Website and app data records
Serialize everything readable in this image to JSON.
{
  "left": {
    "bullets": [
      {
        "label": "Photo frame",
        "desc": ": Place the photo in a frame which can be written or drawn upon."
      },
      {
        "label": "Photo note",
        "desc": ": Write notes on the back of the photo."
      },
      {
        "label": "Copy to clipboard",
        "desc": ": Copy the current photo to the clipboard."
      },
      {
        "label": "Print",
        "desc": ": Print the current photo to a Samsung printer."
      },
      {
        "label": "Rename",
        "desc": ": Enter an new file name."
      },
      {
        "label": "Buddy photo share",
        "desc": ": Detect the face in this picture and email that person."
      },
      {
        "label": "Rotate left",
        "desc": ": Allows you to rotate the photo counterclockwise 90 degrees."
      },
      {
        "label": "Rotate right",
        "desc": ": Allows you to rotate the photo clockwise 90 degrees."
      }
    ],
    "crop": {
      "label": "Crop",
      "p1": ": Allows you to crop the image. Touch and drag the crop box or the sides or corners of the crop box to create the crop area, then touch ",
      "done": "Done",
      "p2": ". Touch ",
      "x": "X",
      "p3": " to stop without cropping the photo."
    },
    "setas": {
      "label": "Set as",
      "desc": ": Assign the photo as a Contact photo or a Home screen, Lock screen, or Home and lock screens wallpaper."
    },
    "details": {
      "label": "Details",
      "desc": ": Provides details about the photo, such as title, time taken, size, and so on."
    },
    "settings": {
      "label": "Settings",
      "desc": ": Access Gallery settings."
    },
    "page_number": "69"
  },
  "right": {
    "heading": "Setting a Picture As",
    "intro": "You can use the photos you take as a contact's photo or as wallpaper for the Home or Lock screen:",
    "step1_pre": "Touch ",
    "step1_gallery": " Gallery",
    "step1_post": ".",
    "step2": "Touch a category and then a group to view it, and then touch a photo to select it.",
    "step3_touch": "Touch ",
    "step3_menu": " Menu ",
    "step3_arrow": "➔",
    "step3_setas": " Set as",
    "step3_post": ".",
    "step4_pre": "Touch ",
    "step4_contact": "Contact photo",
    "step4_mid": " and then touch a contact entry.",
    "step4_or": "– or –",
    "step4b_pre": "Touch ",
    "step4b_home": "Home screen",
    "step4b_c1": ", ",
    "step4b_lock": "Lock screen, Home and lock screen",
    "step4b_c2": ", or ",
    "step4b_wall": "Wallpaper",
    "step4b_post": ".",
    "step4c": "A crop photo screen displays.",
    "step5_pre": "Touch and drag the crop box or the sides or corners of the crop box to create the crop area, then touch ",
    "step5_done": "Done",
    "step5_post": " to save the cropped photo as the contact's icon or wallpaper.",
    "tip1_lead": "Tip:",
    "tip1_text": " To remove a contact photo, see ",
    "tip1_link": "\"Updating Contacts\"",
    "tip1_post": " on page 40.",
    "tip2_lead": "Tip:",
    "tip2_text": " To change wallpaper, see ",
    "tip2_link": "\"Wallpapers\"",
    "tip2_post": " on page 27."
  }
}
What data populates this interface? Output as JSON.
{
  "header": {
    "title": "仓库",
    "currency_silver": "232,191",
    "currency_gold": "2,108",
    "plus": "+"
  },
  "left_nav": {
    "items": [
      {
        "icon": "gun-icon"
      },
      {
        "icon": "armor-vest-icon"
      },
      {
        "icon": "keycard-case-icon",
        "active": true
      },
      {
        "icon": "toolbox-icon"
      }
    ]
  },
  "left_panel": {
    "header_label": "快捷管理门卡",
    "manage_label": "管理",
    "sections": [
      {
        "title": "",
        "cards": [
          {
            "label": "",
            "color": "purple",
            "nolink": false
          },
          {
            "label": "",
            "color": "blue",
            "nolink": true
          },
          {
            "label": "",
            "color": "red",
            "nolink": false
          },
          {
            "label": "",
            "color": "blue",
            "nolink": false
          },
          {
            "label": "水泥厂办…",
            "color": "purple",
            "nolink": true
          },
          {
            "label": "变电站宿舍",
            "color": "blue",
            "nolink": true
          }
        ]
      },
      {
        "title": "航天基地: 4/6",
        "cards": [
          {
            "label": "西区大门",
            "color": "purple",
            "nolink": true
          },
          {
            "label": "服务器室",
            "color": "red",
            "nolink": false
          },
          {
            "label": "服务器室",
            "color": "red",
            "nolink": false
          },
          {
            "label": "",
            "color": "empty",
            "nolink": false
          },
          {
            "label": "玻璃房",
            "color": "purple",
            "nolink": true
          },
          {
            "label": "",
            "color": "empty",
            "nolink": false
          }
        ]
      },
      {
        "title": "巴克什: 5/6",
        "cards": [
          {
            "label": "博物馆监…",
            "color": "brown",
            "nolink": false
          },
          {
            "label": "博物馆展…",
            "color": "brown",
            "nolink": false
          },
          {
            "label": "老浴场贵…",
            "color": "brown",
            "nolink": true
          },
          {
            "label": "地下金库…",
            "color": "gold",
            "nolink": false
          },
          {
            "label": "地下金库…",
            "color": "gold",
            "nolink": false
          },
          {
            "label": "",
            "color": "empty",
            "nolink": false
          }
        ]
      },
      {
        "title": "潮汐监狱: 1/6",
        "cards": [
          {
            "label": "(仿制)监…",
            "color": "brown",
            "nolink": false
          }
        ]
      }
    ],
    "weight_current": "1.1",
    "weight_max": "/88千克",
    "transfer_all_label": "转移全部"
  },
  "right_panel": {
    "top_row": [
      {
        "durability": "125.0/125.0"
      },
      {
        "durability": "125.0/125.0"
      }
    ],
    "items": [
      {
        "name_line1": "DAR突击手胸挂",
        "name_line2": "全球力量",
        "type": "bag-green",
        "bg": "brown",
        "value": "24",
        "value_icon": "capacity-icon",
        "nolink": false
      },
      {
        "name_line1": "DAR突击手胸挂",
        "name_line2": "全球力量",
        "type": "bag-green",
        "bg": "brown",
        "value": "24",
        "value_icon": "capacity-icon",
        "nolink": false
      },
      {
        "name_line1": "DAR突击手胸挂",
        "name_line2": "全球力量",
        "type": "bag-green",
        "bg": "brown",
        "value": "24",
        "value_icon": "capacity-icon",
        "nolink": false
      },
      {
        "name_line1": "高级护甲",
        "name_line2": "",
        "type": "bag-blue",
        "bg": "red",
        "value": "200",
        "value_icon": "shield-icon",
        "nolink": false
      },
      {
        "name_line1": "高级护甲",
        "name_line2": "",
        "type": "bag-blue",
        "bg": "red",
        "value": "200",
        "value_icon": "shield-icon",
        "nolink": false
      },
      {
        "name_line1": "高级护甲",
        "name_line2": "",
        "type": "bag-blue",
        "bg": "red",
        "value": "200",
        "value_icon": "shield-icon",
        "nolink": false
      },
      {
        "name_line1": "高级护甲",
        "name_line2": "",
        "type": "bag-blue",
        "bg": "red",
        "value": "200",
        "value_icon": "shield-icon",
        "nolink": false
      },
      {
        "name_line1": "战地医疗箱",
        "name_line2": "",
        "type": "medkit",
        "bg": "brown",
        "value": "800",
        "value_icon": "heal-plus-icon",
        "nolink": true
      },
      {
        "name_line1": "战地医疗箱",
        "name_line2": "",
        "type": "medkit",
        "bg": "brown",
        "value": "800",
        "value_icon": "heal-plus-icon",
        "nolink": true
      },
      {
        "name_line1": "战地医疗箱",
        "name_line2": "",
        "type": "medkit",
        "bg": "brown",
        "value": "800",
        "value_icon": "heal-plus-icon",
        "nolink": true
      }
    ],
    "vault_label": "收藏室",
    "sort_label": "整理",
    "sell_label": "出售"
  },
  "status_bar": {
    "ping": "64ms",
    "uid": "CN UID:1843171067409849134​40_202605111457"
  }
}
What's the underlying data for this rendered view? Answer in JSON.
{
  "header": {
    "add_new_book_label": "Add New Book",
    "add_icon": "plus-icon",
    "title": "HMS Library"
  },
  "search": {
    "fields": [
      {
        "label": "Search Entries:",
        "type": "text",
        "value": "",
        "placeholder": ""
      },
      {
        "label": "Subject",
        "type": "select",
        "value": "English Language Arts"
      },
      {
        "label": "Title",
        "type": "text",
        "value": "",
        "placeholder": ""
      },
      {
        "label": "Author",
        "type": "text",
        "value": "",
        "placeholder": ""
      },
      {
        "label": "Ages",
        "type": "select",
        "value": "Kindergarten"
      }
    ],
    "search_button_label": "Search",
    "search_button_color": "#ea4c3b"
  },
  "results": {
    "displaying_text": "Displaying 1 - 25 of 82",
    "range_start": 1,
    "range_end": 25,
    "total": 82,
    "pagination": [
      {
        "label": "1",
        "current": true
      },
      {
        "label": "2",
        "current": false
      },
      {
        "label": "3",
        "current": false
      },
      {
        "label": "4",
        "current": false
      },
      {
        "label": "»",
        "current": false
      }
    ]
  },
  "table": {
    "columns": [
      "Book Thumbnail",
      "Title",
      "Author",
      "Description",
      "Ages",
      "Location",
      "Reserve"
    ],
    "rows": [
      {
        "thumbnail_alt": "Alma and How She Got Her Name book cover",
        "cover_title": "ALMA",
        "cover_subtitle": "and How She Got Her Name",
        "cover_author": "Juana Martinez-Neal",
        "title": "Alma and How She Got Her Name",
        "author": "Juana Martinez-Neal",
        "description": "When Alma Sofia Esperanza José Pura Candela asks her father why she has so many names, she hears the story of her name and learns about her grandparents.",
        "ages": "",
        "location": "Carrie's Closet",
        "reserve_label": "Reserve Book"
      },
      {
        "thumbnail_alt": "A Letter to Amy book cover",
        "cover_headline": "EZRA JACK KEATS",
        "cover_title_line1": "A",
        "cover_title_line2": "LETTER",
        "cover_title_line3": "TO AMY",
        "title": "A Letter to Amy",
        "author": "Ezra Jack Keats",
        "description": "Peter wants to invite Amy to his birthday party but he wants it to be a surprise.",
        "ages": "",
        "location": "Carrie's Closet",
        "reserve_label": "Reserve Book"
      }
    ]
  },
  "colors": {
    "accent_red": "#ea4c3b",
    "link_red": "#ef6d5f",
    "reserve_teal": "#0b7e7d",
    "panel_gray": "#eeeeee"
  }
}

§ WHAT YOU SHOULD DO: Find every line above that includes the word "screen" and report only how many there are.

§ EXERCISE ANSWER: 5